In the final year of his presidency, the political divisions within the ruling class over critical issues of international policy became more intense. Kennedy’s decision to avoid an invasion of Cuba in the October 1962 missile crisis was opposed by the Joint Chiefs of Staff … [T]he last three months of his presidency were preoccupied with the intensifying crisis in Vietnam. … Kennedy authorized the overthrow of South Vietnamese President Diem, which resulted in the latter’s murder on November 1, 1963. The purpose of the coup was to establish a new anti-communist regime that would wage war against the National Liberation Front more effectively than Diem. Three weeks later, Kennedy was murdered in Dallas.
Barbara Shearer, the director of the documentary, is a former network executive for National Geographic. She previously directed a factual three-episode 2021 TV miniseries, “Epstein’s Shadow: Ghislaine Maxwell.” While the scope of her Kennedy documentary is narrow, the clinical focus is in some ways a strength, as she steers clear of the more speculative elements of the many conflicting and controversial theories surrounding Kennedy’s death. The result is credible and objective.

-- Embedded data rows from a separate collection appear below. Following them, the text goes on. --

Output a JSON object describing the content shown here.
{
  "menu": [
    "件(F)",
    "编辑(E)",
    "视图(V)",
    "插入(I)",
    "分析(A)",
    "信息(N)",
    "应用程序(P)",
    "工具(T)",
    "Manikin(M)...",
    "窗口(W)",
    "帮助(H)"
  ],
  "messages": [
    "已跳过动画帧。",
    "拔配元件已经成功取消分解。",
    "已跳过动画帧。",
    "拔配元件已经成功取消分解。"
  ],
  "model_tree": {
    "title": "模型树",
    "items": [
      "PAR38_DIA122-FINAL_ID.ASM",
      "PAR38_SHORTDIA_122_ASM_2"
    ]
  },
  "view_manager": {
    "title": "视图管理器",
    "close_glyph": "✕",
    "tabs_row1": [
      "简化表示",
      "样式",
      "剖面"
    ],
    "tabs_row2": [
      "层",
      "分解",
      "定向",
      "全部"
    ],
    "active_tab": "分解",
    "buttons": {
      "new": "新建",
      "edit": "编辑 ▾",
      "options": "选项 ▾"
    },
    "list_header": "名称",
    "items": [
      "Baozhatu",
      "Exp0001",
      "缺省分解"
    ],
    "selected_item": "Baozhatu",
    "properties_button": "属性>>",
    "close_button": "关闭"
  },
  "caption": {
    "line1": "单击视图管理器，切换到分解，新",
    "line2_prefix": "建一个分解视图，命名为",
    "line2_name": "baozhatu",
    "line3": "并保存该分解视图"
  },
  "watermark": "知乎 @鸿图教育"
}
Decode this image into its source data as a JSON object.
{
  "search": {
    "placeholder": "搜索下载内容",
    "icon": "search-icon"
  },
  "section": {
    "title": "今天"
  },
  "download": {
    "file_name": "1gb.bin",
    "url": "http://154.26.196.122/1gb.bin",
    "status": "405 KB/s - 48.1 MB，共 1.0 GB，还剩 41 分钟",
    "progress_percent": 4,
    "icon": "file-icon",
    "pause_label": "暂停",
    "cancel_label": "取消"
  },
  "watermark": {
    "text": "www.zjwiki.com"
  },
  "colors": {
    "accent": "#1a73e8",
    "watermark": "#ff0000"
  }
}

The testimony of the Parkland doctors suffices in itself to be highly disturbing.
In 2023, not a day goes by without American newspapers and television programs deferentially presenting the opinions of supposed “experts” from the so-called “intelligence community.” This is the same “intelligence community” responsible for secret “black sites” and torture camps around the world that operate in categorical defiance of US and international law; the same forces that served up the lies about “weapons of mass destruction” that were used to justify the invasion and occupation of Iraq in 2003; that plotted to assassinate WikiLeaks journalist Julian Assange for exposing US war crimes; that are engaged in worldwide illegal surveillance against political opponents and dissidents, as exposed by Edward Snowden in 2013.
Over the past month and a half, this “intelligence community” has been mobilized in an effort to intimidate and suppress opposition to Israeli war crimes in Gaza with false accusations of antisemitism. It does, indeed, have a dark and sinister history. In this context, Shearer’s documentary is timely and welcome.